Rival provider Sky expressed skepticism about BT’s ambitions, but BT maintained that ultrafast broadband will be supplied to a minimum of 10 million homes and businesses in its plans, subject to regulatory support, with an ambition to reach 12 million.
BT’s rivals claim ownership of Openreach gives BT an unfair advantage and say the business should be split from BT.
“There will be an increased focus on Fibre to the Premises (FTTP) technology within this plan with the aim being to reach two million premises with the technology, mainly in new housing developments, high streets and business parks,” said BT.
BT group chief executive Gavin Patterson said: “Networks require money and a lot of it.
“Virgin and BT have both pledged to invest and we will now see if others follow our lead.
“Infrastructure competition is good for the UK and so is the current Openreach model whereby others can piggyback on our investment should they want to.”
BT said there would be an increased focus on its “Fibre to the Premises” (FTTP) technology with the aim being to reach two million premises with the technology, mainly in new housing developments, high streets and business parks.
Patterson talked up BT’s “G.fast” technology — a combination of fibre and copper — as enabling BT to “deploy ultrafast broadband at pace and to as many homes as possible.”
“Customers want their broadband to be affordable as well as fast and we will be able to do that using G.fast,” said Patterson.
“FTTP will also play a bigger role going forward and I believe it is particularly well suited to those businesses who may need speeds of up to 1Gbps. My ambition is to roll it out to two million premises and our trials give me confidence we will.”
Rival provider Sky responded by claiming that G.fast technology uses old copper wires and that BT should be investing more in a faster fibre network.
Andrew Griffith, chief financial officer at Sky, said: “Today’s statement shows that BT continues to see copper as the basis of its network for 21st century Britain.
“Despite BT’s claims, it is clearer than ever that their plans for fibre to the premises (FTTP) broadband will bypass almost every existing UK home.

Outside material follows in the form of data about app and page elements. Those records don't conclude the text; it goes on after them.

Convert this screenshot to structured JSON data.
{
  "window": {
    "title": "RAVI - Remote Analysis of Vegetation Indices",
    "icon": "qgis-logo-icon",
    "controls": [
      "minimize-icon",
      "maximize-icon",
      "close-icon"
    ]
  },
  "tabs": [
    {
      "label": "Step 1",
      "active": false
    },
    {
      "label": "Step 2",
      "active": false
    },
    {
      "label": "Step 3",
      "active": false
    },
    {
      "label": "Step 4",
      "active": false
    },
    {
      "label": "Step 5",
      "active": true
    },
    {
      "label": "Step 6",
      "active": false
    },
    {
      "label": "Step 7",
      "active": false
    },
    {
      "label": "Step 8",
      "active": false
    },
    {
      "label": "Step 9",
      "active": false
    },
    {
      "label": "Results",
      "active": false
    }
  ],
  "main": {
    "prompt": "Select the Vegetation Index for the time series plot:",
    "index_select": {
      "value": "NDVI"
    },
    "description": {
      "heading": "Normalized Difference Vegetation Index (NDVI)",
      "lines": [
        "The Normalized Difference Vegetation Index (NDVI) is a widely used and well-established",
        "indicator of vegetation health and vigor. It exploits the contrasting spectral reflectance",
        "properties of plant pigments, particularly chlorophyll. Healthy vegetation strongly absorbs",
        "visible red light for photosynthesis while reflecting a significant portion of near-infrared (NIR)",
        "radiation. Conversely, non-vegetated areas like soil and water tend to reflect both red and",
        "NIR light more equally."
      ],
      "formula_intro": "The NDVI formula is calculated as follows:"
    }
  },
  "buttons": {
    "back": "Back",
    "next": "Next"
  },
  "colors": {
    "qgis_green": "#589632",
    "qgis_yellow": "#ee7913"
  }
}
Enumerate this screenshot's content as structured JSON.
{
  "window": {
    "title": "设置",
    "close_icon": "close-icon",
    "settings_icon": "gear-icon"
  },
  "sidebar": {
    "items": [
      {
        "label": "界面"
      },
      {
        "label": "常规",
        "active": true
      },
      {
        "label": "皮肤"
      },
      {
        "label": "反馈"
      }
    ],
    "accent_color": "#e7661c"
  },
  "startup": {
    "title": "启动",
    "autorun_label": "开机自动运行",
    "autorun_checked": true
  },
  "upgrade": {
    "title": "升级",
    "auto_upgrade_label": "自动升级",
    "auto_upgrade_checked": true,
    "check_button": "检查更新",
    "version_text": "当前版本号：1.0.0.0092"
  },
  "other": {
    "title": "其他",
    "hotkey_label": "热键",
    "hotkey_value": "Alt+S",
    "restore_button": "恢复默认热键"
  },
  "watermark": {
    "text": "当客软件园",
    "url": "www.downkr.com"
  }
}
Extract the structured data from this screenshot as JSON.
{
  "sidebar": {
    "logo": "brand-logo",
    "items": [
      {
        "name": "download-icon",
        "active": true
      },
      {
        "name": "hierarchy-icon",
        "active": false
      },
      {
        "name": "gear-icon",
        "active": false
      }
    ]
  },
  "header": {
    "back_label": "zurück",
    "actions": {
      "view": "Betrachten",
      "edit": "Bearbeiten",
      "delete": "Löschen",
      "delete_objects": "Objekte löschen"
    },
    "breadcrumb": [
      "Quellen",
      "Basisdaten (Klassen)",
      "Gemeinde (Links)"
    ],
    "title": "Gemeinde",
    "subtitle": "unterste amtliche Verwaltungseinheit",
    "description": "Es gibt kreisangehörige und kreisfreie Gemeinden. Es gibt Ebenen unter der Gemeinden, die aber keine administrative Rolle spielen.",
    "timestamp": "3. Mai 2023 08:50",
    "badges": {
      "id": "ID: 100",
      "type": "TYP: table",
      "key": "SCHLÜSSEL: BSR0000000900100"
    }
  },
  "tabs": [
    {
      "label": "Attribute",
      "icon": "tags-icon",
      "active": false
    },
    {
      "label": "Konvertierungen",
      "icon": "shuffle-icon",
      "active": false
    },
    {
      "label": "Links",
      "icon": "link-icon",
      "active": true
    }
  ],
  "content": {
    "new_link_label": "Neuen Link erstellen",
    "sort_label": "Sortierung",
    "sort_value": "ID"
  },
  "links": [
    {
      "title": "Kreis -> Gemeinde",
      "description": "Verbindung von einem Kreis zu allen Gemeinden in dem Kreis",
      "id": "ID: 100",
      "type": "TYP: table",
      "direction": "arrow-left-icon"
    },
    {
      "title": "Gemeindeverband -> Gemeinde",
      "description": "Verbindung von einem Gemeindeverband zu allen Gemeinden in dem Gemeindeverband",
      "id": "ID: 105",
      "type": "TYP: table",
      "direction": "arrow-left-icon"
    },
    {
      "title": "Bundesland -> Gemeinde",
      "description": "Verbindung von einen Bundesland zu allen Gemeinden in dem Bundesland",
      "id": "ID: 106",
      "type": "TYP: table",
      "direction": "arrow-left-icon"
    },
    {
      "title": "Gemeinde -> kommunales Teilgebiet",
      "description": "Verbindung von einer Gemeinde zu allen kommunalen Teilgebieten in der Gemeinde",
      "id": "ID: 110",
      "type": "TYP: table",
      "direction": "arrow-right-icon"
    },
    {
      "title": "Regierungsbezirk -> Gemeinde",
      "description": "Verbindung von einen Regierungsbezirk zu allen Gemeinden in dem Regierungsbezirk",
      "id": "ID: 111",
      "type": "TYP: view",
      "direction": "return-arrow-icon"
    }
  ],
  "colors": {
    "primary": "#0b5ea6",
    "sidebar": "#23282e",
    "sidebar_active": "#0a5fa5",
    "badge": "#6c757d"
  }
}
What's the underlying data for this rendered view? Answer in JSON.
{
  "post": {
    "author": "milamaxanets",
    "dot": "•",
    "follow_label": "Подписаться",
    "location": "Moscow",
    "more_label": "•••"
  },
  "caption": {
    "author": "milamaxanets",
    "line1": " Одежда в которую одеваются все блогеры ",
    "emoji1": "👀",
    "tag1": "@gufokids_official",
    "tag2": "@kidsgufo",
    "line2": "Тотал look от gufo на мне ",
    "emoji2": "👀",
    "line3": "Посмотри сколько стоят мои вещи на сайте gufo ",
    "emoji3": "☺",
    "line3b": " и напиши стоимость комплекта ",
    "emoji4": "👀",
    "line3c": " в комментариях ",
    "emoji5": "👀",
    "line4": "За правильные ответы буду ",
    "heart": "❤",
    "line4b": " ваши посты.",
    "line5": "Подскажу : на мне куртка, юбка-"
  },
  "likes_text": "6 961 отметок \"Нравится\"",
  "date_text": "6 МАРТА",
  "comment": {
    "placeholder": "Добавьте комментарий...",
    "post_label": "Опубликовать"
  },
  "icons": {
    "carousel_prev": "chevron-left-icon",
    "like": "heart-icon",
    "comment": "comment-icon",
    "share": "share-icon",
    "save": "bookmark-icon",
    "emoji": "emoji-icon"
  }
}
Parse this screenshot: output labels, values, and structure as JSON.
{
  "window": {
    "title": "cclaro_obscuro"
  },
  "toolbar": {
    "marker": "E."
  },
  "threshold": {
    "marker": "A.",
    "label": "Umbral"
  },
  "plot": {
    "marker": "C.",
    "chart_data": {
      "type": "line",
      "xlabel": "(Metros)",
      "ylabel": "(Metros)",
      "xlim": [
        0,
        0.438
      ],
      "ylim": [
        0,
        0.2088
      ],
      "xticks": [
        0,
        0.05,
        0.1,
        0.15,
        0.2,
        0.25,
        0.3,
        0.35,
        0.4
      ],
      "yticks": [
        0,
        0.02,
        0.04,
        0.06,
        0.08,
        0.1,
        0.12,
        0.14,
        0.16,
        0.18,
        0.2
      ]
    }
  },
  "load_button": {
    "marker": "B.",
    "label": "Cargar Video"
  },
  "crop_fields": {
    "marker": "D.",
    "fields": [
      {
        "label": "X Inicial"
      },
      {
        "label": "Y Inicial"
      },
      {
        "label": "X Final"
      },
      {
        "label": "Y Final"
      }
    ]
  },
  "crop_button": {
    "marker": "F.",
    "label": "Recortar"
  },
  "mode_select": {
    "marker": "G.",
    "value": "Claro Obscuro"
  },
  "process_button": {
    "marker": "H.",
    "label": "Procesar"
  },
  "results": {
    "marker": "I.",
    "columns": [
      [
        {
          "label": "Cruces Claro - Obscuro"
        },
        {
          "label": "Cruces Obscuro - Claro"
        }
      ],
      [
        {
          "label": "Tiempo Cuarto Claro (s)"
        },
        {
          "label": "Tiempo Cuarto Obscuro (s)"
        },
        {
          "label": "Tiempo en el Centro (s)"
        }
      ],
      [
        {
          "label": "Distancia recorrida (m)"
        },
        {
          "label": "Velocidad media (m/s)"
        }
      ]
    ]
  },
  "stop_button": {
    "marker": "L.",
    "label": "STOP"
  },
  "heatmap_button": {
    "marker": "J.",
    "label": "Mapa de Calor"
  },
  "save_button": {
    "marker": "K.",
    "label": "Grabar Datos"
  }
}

“This limited ambition has been dragged out of BT by the threat of regulatory action, demonstrating once again why an independent Openreach, free to raise its own long-term capital, is the best way for the UK to get the fibre network it needs.”